**ABOUT THIS TASK**
Each of the following records is to be output exactly.

**PROVIDED RECORDS**
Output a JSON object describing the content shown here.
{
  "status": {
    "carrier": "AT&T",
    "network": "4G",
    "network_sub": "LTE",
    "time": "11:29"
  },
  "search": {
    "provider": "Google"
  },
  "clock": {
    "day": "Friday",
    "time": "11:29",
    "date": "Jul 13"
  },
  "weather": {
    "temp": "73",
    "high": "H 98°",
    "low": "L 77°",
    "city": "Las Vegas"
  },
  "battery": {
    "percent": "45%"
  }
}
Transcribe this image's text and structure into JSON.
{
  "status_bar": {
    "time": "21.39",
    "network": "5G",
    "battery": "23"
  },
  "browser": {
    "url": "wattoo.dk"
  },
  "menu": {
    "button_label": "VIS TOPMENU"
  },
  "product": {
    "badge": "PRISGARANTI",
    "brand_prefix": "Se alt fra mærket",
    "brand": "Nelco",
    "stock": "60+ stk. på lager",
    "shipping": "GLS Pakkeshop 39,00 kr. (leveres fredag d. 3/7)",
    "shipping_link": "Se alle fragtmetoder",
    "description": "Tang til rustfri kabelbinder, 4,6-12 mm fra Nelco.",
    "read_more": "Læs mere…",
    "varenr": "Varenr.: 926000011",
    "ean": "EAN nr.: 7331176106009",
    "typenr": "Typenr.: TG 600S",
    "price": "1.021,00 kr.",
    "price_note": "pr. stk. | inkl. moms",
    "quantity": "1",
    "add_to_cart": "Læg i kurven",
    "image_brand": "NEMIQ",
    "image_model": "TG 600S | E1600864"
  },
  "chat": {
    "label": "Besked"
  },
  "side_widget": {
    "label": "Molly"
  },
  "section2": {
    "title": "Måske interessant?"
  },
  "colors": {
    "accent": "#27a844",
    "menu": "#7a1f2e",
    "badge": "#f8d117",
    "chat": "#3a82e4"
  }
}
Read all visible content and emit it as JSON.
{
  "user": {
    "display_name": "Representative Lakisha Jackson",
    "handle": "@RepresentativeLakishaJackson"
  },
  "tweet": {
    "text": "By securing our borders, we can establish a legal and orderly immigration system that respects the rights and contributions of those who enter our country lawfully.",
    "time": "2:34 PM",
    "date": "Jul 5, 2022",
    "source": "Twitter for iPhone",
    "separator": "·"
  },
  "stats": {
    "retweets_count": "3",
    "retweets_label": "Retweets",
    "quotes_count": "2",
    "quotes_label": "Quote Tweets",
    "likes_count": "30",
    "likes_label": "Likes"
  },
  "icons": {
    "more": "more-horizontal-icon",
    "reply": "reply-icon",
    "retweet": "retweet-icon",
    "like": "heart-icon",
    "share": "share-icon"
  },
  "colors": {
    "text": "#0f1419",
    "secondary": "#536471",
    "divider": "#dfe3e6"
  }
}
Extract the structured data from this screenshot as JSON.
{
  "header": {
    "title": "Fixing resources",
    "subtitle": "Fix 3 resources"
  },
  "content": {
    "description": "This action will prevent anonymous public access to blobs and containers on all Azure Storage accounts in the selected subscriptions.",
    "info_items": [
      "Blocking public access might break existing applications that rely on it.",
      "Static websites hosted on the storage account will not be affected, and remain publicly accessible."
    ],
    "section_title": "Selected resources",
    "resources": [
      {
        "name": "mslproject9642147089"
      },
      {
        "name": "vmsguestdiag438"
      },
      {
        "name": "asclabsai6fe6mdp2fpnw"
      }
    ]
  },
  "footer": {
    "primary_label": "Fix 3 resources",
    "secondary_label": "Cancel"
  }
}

**REPLY**
Output a JSON object describing the content shown here.
{
  "status": {
    "carrier": "AT&T",
    "network": "4G",
    "network_sub": "LTE",
    "time": "11:29"
  },
  "search": {
    "provider": "Google"
  },
  "clock": {
    "day": "Friday",
    "time": "11:29",
    "date": "Jul 13"
  },
  "weather": {
    "temp": "73",
    "high": "H 98°",
    "low": "L 77°",
    "city": "Las Vegas"
  },
  "battery": {
    "percent": "45%"
  }
}
Transcribe this image's text and structure into JSON.
{
  "status_bar": {
    "time": "21.39",
    "network": "5G",
    "battery": "23"
  },
  "browser": {
    "url": "wattoo.dk"
  },
  "menu": {
    "button_label": "VIS TOPMENU"
  },
  "product": {
    "badge": "PRISGARANTI",
    "brand_prefix": "Se alt fra mærket",
    "brand": "Nelco",
    "stock": "60+ stk. på lager",
    "shipping": "GLS Pakkeshop 39,00 kr. (leveres fredag d. 3/7)",
    "shipping_link": "Se alle fragtmetoder",
    "description": "Tang til rustfri kabelbinder, 4,6-12 mm fra Nelco.",
    "read_more": "Læs mere…",
    "varenr": "Varenr.: 926000011",
    "ean": "EAN nr.: 7331176106009",
    "typenr": "Typenr.: TG 600S",
    "price": "1.021,00 kr.",
    "price_note": "pr. stk. | inkl. moms",
    "quantity": "1",
    "add_to_cart": "Læg i kurven",
    "image_brand": "NEMIQ",
    "image_model": "TG 600S | E1600864"
  },
  "chat": {
    "label": "Besked"
  },
  "side_widget": {
    "label": "Molly"
  },
  "section2": {
    "title": "Måske interessant?"
  },
  "colors": {
    "accent": "#27a844",
    "menu": "#7a1f2e",
    "badge": "#f8d117",
    "chat": "#3a82e4"
  }
}
Read all visible content and emit it as JSON.
{
  "user": {
    "display_name": "Representative Lakisha Jackson",
    "handle": "@RepresentativeLakishaJackson"
  },
  "tweet": {
    "text": "By securing our borders, we can establish a legal and orderly immigration system that respects the rights and contributions of those who enter our country lawfully.",
    "time": "2:34 PM",
    "date": "Jul 5, 2022",
    "source": "Twitter for iPhone",
    "separator": "·"
  },
  "stats": {
    "retweets_count": "3",
    "retweets_label": "Retweets",
    "quotes_count": "2",
    "quotes_label": "Quote Tweets",
    "likes_count": "30",
    "likes_label": "Likes"
  },
  "icons": {
    "more": "more-horizontal-icon",
    "reply": "reply-icon",
    "retweet": "retweet-icon",
    "like": "heart-icon",
    "share": "share-icon"
  },
  "colors": {
    "text": "#0f1419",
    "secondary": "#536471",
    "divider": "#dfe3e6"
  }
}
Extract the structured data from this screenshot as JSON.
{
  "header": {
    "title": "Fixing resources",
    "subtitle": "Fix 3 resources"
  },
  "content": {
    "description": "This action will prevent anonymous public access to blobs and containers on all Azure Storage accounts in the selected subscriptions.",
    "info_items": [
      "Blocking public access might break existing applications that rely on it.",
      "Static websites hosted on the storage account will not be affected, and remain publicly accessible."
    ],
    "section_title": "Selected resources",
    "resources": [
      {
        "name": "mslproject9642147089"
      },
      {
        "name": "vmsguestdiag438"
      },
      {
        "name": "asclabsai6fe6mdp2fpnw"
      }
    ]
  },
  "footer": {
    "primary_label": "Fix 3 resources",
    "secondary_label": "Cancel"
  }
}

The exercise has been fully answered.